Richmond’s Troy Chaplin has returned to his hometown Maryborough to deliver a series of key fire safety messages to local parents and children as summer heats up.
Chaplin ran football clinics for around 70 primary aged children from Maryborough Education Centre, before discussing the importance of being prepared for the threat of fire, as part of the AFL Players’ new partnership with FireReady.
Having played junior football for the Maryborough Rovers and with family still living in the region, Chaplin is no stranger to the threat of bushfires and remembers his parents often talking about the trauma of Ash Wednesday, which occurred not long before he was born.
“I still remember growing up hearing my parents talking about Ash Wednesday which was obviously a horrific experience so this message is one very close to my heart,” said Chaplin.
The area is home to about 9000 people, and as Chaplin explained football plays an integral part in the community having produced players of the calibre of Jed Adcock and Brett Deledio.
“It’s a very tight knit community and sport really brings the town together,” said Chaplin.
Chaplin joined CFA representatives to encourage parents to download the FireReady app as well as check the Fire Danger Ratings

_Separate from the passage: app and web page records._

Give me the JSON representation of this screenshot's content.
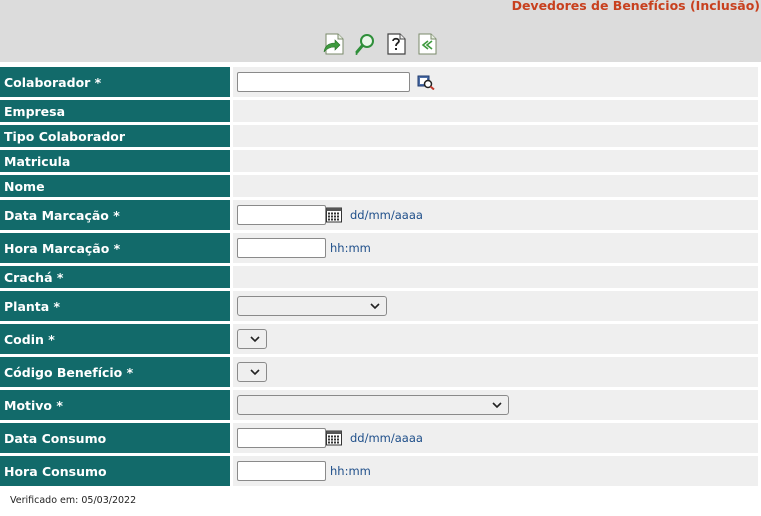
{
  "page": {
    "title": "Devedores de Benefícios (Inclusão)"
  },
  "toolbar": {
    "buttons": [
      {
        "icon": "save-arrow-icon"
      },
      {
        "icon": "search-icon"
      },
      {
        "icon": "help-icon"
      },
      {
        "icon": "back-icon"
      }
    ]
  },
  "form": {
    "colaborador": {
      "label": "Colaborador *",
      "value": ""
    },
    "empresa": {
      "label": "Empresa"
    },
    "tipo_colaborador": {
      "label": "Tipo Colaborador"
    },
    "matricula": {
      "label": "Matricula"
    },
    "nome": {
      "label": "Nome"
    },
    "data_marcacao": {
      "label": "Data Marcação *",
      "value": "",
      "hint": "dd/mm/aaaa"
    },
    "hora_marcacao": {
      "label": "Hora Marcação *",
      "value": "",
      "hint": "hh:mm"
    },
    "cracha": {
      "label": "Crachá *"
    },
    "planta": {
      "label": "Planta *",
      "selected": ""
    },
    "codin": {
      "label": "Codin *",
      "selected": ""
    },
    "codigo_beneficio": {
      "label": "Código Benefício *",
      "selected": ""
    },
    "motivo": {
      "label": "Motivo *",
      "selected": ""
    },
    "data_consumo": {
      "label": "Data Consumo",
      "value": "",
      "hint": "dd/mm/aaaa"
    },
    "hora_consumo": {
      "label": "Hora Consumo",
      "value": "",
      "hint": "hh:mm"
    }
  },
  "footer": {
    "text": "Verificado em: 05/03/2022"
  }
}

“People need to ensure their families are prepared for the risk of fire this summer”, said Chaplin.
“Even though sometimes you don’t think it can happen to you, the safest thing is to leave early on high risk days.”
CFA representative Barrie Stewart said having a hometown hero and AFL star deliver the educational message certainly helps it sink in with the younger audience.
“The kids were just so excited to see him and they hung on his every word, so it certainly helps us get the message through”, Barrie said.
The recently formed partnership will see the AFL Players’ deliver three regional clinics, including Joel Selwood returning to his hometown of Bendigo as well as Jack Ziebel visiting Belgrave South over the coming weeks.
AFL Players’ CEO Matt Finnis said the partnership was one which players, particularly those who grew up in fire risk areas, felt very strongly about and was a good opportunity for players to use their influence to deliver a very important message.
“Many of our members come from country regions, where the risk of bushfire is very real, so particularly for those players this is an issue they are very passionate about”, said Finnis.
“We’ve selected players from these regions to visit these communities, and their enthusiasm and understanding helps them deliver the message and clearly from this first clinic we have seen the real power this can have on these young children and their parents.”
To learn more about fire safety visit cfa.vic.gov.au or click here to download the Fire Ready app.